An increasing number of incentives should also be made available for individuals to more readily qualify for mortgages or afford rental housing. For example, renters could be provided with assistance to achieve homeownership through programs designed to improve their financial literacy and position as well as increasing their credit scores.

Further, it is important to ensure that existing housing affordability schemes are not forgotten but rather preserved. Funding is increasingly required to be directed towards addressing the issue of depreciation in many neighbourhoods given that rent is often insufficient to cover the cost of maintenance.

In compiling seven years of exceptional work in the innovation and housing sector, The Australian Centre for Social Innovation (TACSI) having recently published their “The Future of Home” report, which identifies six principles that can be applied to policy, service and or any program that aims to shape better housing outcomes for people.

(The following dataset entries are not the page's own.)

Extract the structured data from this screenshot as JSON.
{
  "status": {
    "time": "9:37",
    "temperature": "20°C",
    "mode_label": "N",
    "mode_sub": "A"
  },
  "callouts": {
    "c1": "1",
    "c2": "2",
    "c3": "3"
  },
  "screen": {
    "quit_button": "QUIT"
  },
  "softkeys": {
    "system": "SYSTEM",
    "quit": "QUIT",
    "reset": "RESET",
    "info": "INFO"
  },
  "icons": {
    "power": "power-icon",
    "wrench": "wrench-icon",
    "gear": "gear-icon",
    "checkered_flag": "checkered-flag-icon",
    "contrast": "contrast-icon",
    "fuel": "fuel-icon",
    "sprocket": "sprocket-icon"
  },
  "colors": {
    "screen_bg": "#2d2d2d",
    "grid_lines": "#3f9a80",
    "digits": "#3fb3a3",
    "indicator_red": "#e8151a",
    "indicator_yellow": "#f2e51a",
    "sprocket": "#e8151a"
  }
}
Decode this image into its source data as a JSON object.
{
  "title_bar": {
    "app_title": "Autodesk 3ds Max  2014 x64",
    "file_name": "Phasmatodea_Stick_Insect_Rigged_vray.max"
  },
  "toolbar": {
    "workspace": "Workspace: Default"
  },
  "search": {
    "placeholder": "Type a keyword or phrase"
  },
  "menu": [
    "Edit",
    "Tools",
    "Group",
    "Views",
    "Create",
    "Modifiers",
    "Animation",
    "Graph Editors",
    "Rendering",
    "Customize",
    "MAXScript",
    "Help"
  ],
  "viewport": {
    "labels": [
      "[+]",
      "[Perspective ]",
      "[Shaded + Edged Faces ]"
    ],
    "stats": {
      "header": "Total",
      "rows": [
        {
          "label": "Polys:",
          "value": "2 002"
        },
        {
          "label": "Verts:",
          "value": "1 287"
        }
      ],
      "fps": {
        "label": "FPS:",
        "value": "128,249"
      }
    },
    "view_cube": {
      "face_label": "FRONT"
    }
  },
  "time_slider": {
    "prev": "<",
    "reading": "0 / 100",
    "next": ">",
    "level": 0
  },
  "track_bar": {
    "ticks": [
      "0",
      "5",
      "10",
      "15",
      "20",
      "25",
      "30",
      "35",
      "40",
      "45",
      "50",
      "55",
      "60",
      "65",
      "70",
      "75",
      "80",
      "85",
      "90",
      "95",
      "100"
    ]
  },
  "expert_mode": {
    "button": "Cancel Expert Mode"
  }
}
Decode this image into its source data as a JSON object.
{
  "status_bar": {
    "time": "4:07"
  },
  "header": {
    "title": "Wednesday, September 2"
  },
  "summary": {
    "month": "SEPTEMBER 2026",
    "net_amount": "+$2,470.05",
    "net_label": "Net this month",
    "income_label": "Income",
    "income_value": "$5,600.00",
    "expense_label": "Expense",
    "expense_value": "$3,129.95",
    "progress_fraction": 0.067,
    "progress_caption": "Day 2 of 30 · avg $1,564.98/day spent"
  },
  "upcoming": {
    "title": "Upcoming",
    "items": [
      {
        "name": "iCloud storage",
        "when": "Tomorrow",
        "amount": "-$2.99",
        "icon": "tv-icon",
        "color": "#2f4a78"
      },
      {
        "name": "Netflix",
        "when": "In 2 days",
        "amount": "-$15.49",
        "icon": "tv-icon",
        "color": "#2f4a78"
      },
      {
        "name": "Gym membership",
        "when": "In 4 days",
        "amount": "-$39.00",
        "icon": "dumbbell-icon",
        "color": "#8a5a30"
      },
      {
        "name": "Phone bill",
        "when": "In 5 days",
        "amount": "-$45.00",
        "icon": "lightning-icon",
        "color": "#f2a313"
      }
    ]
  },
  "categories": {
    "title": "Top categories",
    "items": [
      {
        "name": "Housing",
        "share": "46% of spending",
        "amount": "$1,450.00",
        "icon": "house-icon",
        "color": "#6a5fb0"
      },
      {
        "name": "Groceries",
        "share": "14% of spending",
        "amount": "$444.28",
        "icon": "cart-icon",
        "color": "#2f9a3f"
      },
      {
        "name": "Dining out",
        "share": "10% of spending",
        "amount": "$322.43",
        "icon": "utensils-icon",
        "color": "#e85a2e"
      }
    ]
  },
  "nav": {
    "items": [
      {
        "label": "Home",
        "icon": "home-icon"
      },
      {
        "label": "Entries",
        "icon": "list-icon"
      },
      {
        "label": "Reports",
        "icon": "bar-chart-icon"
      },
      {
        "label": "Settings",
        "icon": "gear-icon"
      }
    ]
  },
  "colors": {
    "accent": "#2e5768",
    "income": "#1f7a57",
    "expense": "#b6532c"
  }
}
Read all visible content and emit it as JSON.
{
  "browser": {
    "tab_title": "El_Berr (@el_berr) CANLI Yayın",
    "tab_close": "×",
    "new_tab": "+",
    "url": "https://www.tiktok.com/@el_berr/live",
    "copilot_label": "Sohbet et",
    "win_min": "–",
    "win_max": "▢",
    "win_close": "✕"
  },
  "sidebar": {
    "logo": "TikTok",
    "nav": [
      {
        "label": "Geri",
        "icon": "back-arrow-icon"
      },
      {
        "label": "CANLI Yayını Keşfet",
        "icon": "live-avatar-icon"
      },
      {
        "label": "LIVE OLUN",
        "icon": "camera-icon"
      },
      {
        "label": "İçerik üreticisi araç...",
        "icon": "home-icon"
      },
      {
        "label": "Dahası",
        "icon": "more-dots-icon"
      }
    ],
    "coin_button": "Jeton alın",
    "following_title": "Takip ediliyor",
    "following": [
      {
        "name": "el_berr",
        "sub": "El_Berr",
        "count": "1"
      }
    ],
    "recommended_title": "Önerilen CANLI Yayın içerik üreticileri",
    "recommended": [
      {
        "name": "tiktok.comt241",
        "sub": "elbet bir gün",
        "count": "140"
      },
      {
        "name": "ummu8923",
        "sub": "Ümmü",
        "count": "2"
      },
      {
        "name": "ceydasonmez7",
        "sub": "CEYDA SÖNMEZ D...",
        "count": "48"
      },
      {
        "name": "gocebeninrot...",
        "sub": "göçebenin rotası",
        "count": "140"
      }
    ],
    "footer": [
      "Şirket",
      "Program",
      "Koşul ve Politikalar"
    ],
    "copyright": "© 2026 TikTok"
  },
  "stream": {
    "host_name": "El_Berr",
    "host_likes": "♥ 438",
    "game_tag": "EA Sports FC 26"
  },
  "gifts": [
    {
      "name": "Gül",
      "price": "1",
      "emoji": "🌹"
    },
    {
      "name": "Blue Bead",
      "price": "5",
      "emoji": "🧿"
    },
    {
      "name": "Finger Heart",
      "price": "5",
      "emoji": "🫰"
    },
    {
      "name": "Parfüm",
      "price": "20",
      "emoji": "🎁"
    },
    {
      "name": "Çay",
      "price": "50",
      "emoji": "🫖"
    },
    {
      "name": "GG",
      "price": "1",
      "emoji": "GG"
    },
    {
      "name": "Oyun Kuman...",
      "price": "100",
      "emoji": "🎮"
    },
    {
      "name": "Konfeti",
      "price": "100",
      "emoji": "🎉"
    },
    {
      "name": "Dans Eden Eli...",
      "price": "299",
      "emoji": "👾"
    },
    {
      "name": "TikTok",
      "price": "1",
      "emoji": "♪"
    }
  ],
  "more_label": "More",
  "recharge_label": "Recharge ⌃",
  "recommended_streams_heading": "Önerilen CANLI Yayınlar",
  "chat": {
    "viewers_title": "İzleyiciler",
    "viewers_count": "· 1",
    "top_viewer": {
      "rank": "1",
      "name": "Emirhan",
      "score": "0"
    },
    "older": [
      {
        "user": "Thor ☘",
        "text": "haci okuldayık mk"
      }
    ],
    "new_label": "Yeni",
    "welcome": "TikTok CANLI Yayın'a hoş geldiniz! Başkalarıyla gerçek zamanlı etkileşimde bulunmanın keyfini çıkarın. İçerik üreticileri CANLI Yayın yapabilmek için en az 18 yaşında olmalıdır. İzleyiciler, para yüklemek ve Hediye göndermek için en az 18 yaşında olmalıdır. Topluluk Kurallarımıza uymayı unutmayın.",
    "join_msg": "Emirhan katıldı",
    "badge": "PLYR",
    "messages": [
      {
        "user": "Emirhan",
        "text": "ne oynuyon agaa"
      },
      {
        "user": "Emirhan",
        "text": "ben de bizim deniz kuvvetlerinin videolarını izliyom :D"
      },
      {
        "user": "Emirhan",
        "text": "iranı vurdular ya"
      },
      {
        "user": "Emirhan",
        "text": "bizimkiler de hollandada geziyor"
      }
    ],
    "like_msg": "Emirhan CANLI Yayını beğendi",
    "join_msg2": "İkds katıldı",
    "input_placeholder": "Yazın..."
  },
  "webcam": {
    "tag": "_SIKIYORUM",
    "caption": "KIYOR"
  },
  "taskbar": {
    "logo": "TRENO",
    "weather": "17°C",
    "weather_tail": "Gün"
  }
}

In drawing the key points from this report that have inspired new discussions about the future of housing in Australia, three main takeaways can be identified. Firstly, by prioritising the critical functions of home: agency, connection and identity; negative contributions can be limited should positive contributions to the functions of homes not be possible. Further, long-term social and economic returns associated with housing should be prioritised over short-term profits given that the principal value arises in the form of improved health, education and employment outcomes across generations rather than near term profit seeking which can often displace the critical functions of home in decision making. Finally, questioning what makes a good home in one neighbourhood contrasted to the next allows investors to account for locality and respond to local contextual practices and place by considering the potential that homes have to contribute to better neighbourhoods and vice-versa.

Image credit: TACSI, The Future of Home, 2021